Your objective
Your answer must match the records word for word and contain no pictures.

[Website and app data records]

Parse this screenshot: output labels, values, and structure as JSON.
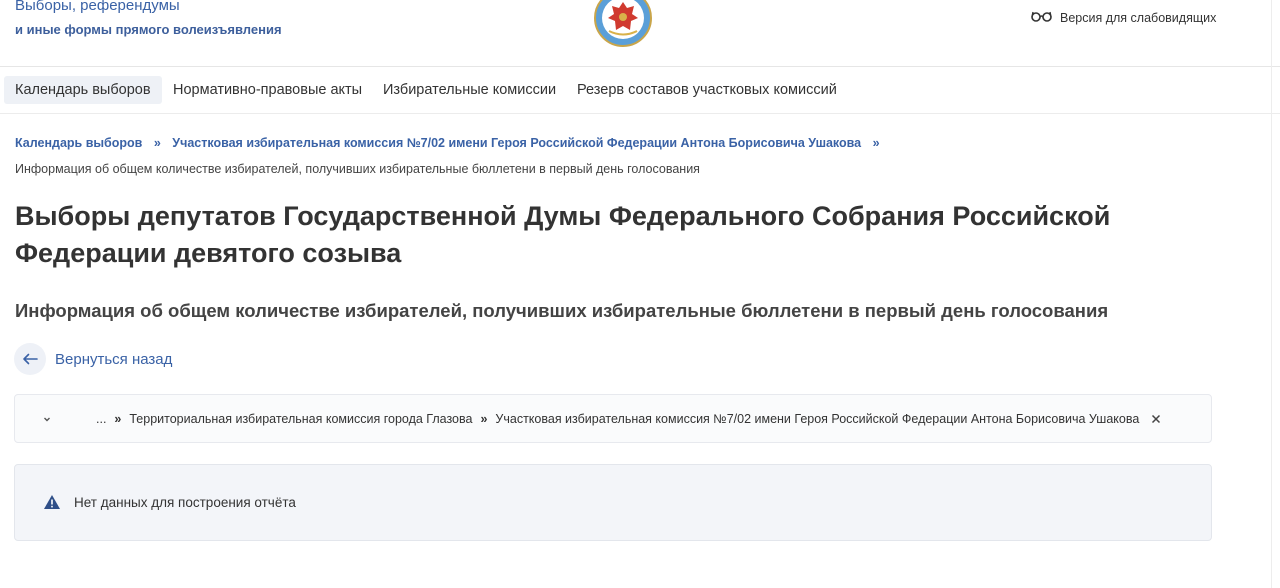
{
  "header": {
    "site_title_line1": "Выборы, референдумы",
    "site_title_line2": "и иные формы прямого волеизъявления",
    "emblem_icon": "cik-emblem-icon",
    "vision_icon": "glasses-icon",
    "vision_label": "Версия для слабовидящих"
  },
  "nav": {
    "items": [
      {
        "label": "Календарь выборов",
        "active": true
      },
      {
        "label": "Нормативно-правовые акты",
        "active": false
      },
      {
        "label": "Избирательные комиссии",
        "active": false
      },
      {
        "label": "Резерв составов участковых комиссий",
        "active": false
      }
    ]
  },
  "breadcrumbs": {
    "items": [
      "Календарь выборов",
      "Участковая избирательная комиссия №7/02 имени Героя Российской Федерации Антона Борисовича Ушакова"
    ],
    "separator": "»",
    "current": "Информация об общем количестве избирателей, получивших избирательные бюллетени в первый день голосования"
  },
  "main": {
    "title": "Выборы депутатов Государственной Думы Федерального Собрания Российской Федерации девятого созыва",
    "subtitle": "Информация об общем количестве избирателей, получивших избирательные бюллетени в первый день голосования",
    "back_label": "Вернуться назад",
    "back_icon": "arrow-left-icon"
  },
  "filter": {
    "expand_icon": "chevron-down-icon",
    "ellipsis": "...",
    "separator": "»",
    "path": [
      "Территориальная избирательная комиссия города Глазова",
      "Участковая избирательная комиссия №7/02 имени Героя Российской Федерации Антона Борисовича Ушакова"
    ],
    "close_icon": "close-icon"
  },
  "notice": {
    "icon": "warning-icon",
    "text": "Нет данных для построения отчёта"
  },
  "colors": {
    "link": "#3a62a6",
    "active_nav_bg": "#eef1f6",
    "notice_bg": "#f3f5f9",
    "warning_icon": "#2f4f88"
  }
}
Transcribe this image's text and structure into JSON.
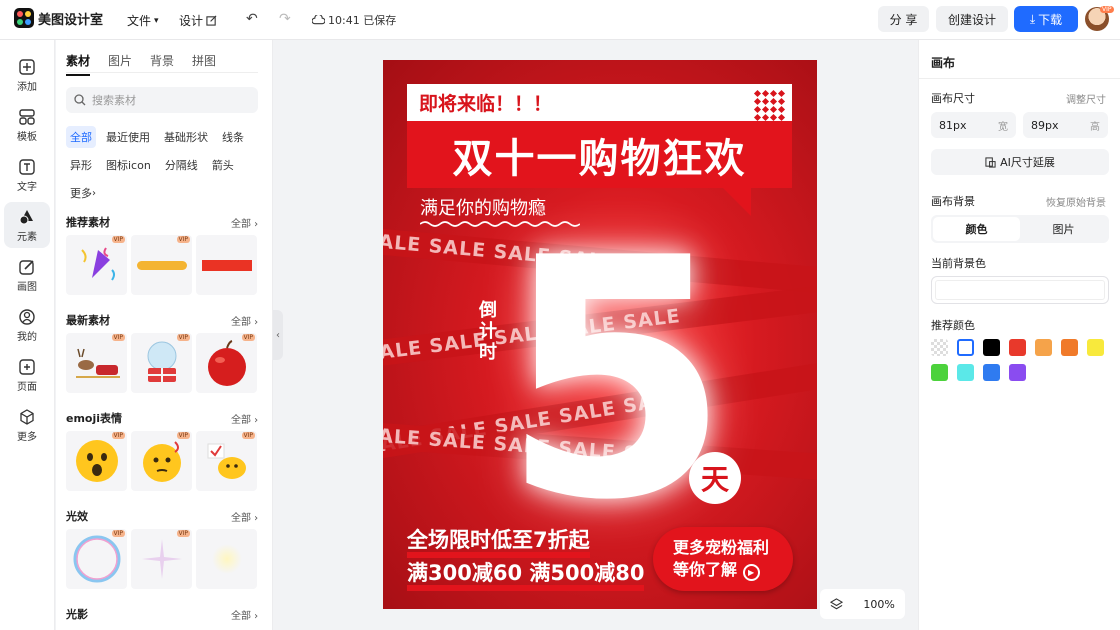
{
  "topbar": {
    "app_name": "美图设计室",
    "menu_file": "文件",
    "menu_design": "设计",
    "save_status": "10:41 已保存",
    "share_label": "分 享",
    "create_label": "创建设计",
    "download_label": "下载",
    "avatar_badge": "VIP"
  },
  "rail": {
    "items": [
      {
        "label": "添加",
        "icon": "plus-square-icon"
      },
      {
        "label": "模板",
        "icon": "template-icon"
      },
      {
        "label": "文字",
        "icon": "text-icon"
      },
      {
        "label": "元素",
        "icon": "shapes-icon"
      },
      {
        "label": "画图",
        "icon": "draw-icon"
      },
      {
        "label": "我的",
        "icon": "user-icon"
      },
      {
        "label": "页面",
        "icon": "page-add-icon"
      },
      {
        "label": "更多",
        "icon": "cube-icon"
      }
    ],
    "active_index": 3
  },
  "panel": {
    "tabs": [
      "素材",
      "图片",
      "背景",
      "拼图"
    ],
    "search_placeholder": "搜索素材",
    "chips": [
      "全部",
      "最近使用",
      "基础形状",
      "线条",
      "异形",
      "图标icon",
      "分隔线",
      "箭头",
      "更多"
    ],
    "vip": "VIP",
    "sections": [
      {
        "title": "推荐素材",
        "all": "全部"
      },
      {
        "title": "最新素材",
        "all": "全部"
      },
      {
        "title": "emoji表情",
        "all": "全部"
      },
      {
        "title": "光效",
        "all": "全部"
      },
      {
        "title": "光影",
        "all": "全部"
      }
    ]
  },
  "poster": {
    "top_banner": "即将来临！！！",
    "title": "双十一购物狂欢",
    "subtitle": "满足你的购物瘾",
    "ribbon_text": "SALE SALE SALE SALE SALE",
    "countdown_label": "倒计时",
    "big_number": "5",
    "day": "天",
    "promo_line1": "全场限时低至7折起",
    "promo_line2": "满300减60 满500减80",
    "cta_line1": "更多宠粉福利",
    "cta_line2": "等你了解"
  },
  "zoom": {
    "level": "100%"
  },
  "right_panel": {
    "title": "画布",
    "size_label": "画布尺寸",
    "adjust_link": "调整尺寸",
    "width_value": "81px",
    "width_unit": "宽",
    "height_value": "89px",
    "height_unit": "高",
    "ai_extend": "AI尺寸延展",
    "bg_label": "画布背景",
    "restore_link": "恢复原始背景",
    "seg_color": "颜色",
    "seg_image": "图片",
    "current_color_label": "当前背景色",
    "recommend_label": "推荐颜色",
    "swatches": [
      "transparent",
      "#ffffff",
      "#000000",
      "#e8392b",
      "#f5a34a",
      "#f07a2a",
      "#f8e93c",
      "#4cd23c",
      "#5be8e8",
      "#2f7bf0",
      "#8a4cf0"
    ]
  }
}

Solution to the exercise
Parse this screenshot: output labels, values, and structure as JSON.
{
  "header": {
    "site_title_line1": "Выборы, референдумы",
    "site_title_line2": "и иные формы прямого волеизъявления",
    "emblem_icon": "cik-emblem-icon",
    "vision_icon": "glasses-icon",
    "vision_label": "Версия для слабовидящих"
  },
  "nav": {
    "items": [
      {
        "label": "Календарь выборов",
        "active": true
      },
      {
        "label": "Нормативно-правовые акты",
        "active": false
      },
      {
        "label": "Избирательные комиссии",
        "active": false
      },
      {
        "label": "Резерв составов участковых комиссий",
        "active": false
      }
    ]
  },
  "breadcrumbs": {
    "items": [
      "Календарь выборов",
      "Участковая избирательная комиссия №7/02 имени Героя Российской Федерации Антона Борисовича Ушакова"
    ],
    "separator": "»",
    "current": "Информация об общем количестве избирателей, получивших избирательные бюллетени в первый день голосования"
  },
  "main": {
    "title": "Выборы депутатов Государственной Думы Федерального Собрания Российской Федерации девятого созыва",
    "subtitle": "Информация об общем количестве избирателей, получивших избирательные бюллетени в первый день голосования",
    "back_label": "Вернуться назад",
    "back_icon": "arrow-left-icon"
  },
  "filter": {
    "expand_icon": "chevron-down-icon",
    "ellipsis": "...",
    "separator": "»",
    "path": [
      "Территориальная избирательная комиссия города Глазова",
      "Участковая избирательная комиссия №7/02 имени Героя Российской Федерации Антона Борисовича Ушакова"
    ],
    "close_icon": "close-icon"
  },
  "notice": {
    "icon": "warning-icon",
    "text": "Нет данных для построения отчёта"
  },
  "colors": {
    "link": "#3a62a6",
    "active_nav_bg": "#eef1f6",
    "notice_bg": "#f3f5f9",
    "warning_icon": "#2f4f88"
  }
}
Transcribe this image's text and structure into JSON.
{
  "topbar": {
    "app_name": "美图设计室",
    "menu_file": "文件",
    "menu_design": "设计",
    "save_status": "10:41 已保存",
    "share_label": "分 享",
    "create_label": "创建设计",
    "download_label": "下载",
    "avatar_badge": "VIP"
  },
  "rail": {
    "items": [
      {
        "label": "添加",
        "icon": "plus-square-icon"
      },
      {
        "label": "模板",
        "icon": "template-icon"
      },
      {
        "label": "文字",
        "icon": "text-icon"
      },
      {
        "label": "元素",
        "icon": "shapes-icon"
      },
      {
        "label": "画图",
        "icon": "draw-icon"
      },
      {
        "label": "我的",
        "icon": "user-icon"
      },
      {
        "label": "页面",
        "icon": "page-add-icon"
      },
      {
        "label": "更多",
        "icon": "cube-icon"
      }
    ],
    "active_index": 3
  },
  "panel": {
    "tabs": [
      "素材",
      "图片",
      "背景",
      "拼图"
    ],
    "search_placeholder": "搜索素材",
    "chips": [
      "全部",
      "最近使用",
      "基础形状",
      "线条",
      "异形",
      "图标icon",
      "分隔线",
      "箭头",
      "更多"
    ],
    "vip": "VIP",
    "sections": [
      {
        "title": "推荐素材",
        "all": "全部"
      },
      {
        "title": "最新素材",
        "all": "全部"
      },
      {
        "title": "emoji表情",
        "all": "全部"
      },
      {
        "title": "光效",
        "all": "全部"
      },
      {
        "title": "光影",
        "all": "全部"
      }
    ]
  },
  "poster": {
    "top_banner": "即将来临！！！",
    "title": "双十一购物狂欢",
    "subtitle": "满足你的购物瘾",
    "ribbon_text": "SALE SALE SALE SALE SALE",
    "countdown_label": "倒计时",
    "big_number": "5",
    "day": "天",
    "promo_line1": "全场限时低至7折起",
    "promo_line2": "满300减60 满500减80",
    "cta_line1": "更多宠粉福利",
    "cta_line2": "等你了解"
  },
  "zoom": {
    "level": "100%"
  },
  "right_panel": {
    "title": "画布",
    "size_label": "画布尺寸",
    "adjust_link": "调整尺寸",
    "width_value": "81px",
    "width_unit": "宽",
    "height_value": "89px",
    "height_unit": "高",
    "ai_extend": "AI尺寸延展",
    "bg_label": "画布背景",
    "restore_link": "恢复原始背景",
    "seg_color": "颜色",
    "seg_image": "图片",
    "current_color_label": "当前背景色",
    "recommend_label": "推荐颜色",
    "swatches": [
      "transparent",
      "#ffffff",
      "#000000",
      "#e8392b",
      "#f5a34a",
      "#f07a2a",
      "#f8e93c",
      "#4cd23c",
      "#5be8e8",
      "#2f7bf0",
      "#8a4cf0"
    ]
  }
}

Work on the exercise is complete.